HM Revenue & Customs (HMRC) employ legal trainees from all backgrounds, reflecting the diversity of the organisation and of the businesses and customers HMRC serve.
HMRC offers challenging work and attracts the very highest calibre of lawyer due to the quality and wide variety of work carried out by the Solicitor’s Office. Trainees can expect to work directly with highly skilled and technically excellent barristers and solicitors of all levels from various Government Legal Service (GLS) Departments and the private Bar and to be engaged directly in high profile, demanding, and cutting edge legal issues.
There are currently four second year trainees; one solicitor and three barristers, and four first year trainees; one pupil barrister and three solicitors.
The trainees range in age from early twenties to thirties, and have a wide range of academic backgrounds including degrees in history, psychology and diplomacy. It is reasonably common for legal trainees to have Masters degrees in Law or other subjects.
Jennifer Small, a first year trainee joined the GLS in September 2010 after completing a history degree at Oxford followed by the law conversion course and a very eventful gap year:
'I went straight from my history degree at Oxford, to a law conversion course at BPP in Manchester. I had taken part in a mock trial in sixth-form and watched mooting competitions at university, after which I was hooked. At BPP, I was struggling to find a training contract which focused on something a little wider than acquisitions and mergers and incorporated public law.
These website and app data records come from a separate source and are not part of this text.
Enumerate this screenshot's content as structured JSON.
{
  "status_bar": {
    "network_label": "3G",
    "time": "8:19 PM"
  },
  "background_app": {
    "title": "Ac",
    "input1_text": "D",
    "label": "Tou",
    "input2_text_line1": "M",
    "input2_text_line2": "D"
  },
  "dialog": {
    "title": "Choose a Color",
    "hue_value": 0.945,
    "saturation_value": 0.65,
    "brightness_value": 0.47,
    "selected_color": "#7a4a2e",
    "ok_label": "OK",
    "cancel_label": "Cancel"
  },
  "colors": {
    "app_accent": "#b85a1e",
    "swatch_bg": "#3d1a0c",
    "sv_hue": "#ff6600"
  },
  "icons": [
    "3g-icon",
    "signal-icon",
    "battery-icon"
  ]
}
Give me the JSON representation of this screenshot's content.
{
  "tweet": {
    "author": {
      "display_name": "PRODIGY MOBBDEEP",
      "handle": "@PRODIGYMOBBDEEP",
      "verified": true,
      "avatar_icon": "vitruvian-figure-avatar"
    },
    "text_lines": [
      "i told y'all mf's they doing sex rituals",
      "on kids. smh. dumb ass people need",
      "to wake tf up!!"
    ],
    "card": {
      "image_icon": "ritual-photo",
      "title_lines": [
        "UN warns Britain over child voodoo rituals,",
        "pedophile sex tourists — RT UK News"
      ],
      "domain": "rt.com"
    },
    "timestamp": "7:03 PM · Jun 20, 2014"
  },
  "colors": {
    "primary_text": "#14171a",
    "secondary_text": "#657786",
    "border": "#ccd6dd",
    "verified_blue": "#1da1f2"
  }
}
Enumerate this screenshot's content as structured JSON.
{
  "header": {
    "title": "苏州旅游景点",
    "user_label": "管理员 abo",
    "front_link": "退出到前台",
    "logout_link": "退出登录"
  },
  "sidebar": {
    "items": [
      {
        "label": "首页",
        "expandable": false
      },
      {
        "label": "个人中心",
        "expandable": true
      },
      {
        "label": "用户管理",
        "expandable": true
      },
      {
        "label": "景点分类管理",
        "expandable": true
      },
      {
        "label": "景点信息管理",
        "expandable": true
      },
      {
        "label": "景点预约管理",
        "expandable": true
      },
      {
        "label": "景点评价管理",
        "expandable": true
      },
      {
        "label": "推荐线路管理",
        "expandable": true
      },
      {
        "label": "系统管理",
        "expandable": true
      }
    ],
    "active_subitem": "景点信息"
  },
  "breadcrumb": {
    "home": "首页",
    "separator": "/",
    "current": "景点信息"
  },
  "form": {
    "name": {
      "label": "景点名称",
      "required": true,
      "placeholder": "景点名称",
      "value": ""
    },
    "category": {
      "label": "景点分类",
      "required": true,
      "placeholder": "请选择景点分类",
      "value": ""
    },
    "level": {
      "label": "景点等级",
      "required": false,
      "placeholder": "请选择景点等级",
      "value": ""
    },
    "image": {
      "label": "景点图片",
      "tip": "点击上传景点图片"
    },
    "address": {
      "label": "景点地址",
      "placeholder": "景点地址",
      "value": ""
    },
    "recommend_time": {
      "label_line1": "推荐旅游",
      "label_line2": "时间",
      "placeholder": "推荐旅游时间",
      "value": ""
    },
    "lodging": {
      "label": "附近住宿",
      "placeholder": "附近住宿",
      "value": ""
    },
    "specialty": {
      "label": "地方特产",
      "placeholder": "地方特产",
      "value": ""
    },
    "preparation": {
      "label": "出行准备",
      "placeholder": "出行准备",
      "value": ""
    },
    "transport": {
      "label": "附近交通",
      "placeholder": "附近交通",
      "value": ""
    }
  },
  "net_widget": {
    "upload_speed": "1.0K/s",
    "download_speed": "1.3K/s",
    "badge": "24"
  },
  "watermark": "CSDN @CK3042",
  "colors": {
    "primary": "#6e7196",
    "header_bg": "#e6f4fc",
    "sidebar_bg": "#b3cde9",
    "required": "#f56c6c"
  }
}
A fellow student who was co-chairing the Liberty Advice clinic with me suggested the GLS. I successfully applied just before I started my LPC. I applied two years ahead so that I could have a gap year before starting work. Over my gap year I completed BPP’s LPC conversion course to a LLM, spent two weeks backpacking around Japan and a month in Northern Spain on an archaeological dig, sleeping with nine complete strangers in a village with a population of 20! I started at HMRC a month later.
I have now been working in the Criminal Finances, Customs and Excise team for four months.
I was thrown in at the deep end; receiving my first piece of advice on my first day. I also inherited the previous trainee’s case load (about 15 cases) of various levels of complexity while endeavouring to get to grips with Customs and Excise law. The team was very helpful and welcoming though and I enjoyed being given such a level of responsibility so early on.
The work of the team mainly falls into three areas: classification of goods, various different VAT and input tax reliefs and cash forfeiture. If this was not exciting enough miscellaneous cases also get assigned to us- I even have conduct of a defamation case.
Since I have been here, I have observed a permission hearing for a Judicial Review, attended a conference with a QC and observed a mediation in action. That’s besides conducting my own cases (under supervision) and representing HMRC alone at the tribunal when minor hearings have arisen.
I’ve had chance to develop a lot of my legal skills here and it has only been four months! I’ve really enjoyed the work so far and I’m looking forward to the new challenges by next seat will bring.
Kate Means qualified as a barrister in 2009 and currently works in the Personal Tax Litigation Team.
I started my pupillage with HMRC in September 2008. My first six months was spent at Devereux Chambers working on tax, employment and professional negligence cases. I spent my second sixth months within the Solicitor's Office at HMRC in the Criminal Finance, Customs and Excise Litigation Team which involved confiscating contraband from smugglers and custom classifications under European law. My third seat was spent in the Legislation and European Coordination Team which gave me an overview on the legislative process as well as an insight into how European law affects HMRC's work. I spent my final seat in the Duties and Environmental Taxes Advisory Team which gave me the opportunity to develop my advisory and statutory drafting skills.
My first substantive post is in the Personal Tax Litigation Team. It is a fantastic team which does a wide range of work from large scale tax avoidance, to responding to threats of judicial review in relation to tax credit appeals. My cases range from a £50 claim against HMRC in the County Court to a lead case in a tax avoidance scheme which is worth £200 million. I am responsible for conducting the litigation in my cases but am surrounded by experienced, knowledgeable and friendly colleagues who provide support when needed.
Whilst I have only been in the Personal Tax Litigation Team for a few months, I have already had to deal with a broad range of issues and am enjoying the strategic side of HMRC's litigation. I think the training at HMRC provides a comprehensive foundation to be a lawyer who can adapt to different situations, respond to new issues, and make appropriate judgment calls. In addition, I feel a real sense of satisfaction in conducting cases against tax avoiders and consequently contributing to making the tax system operate fairly.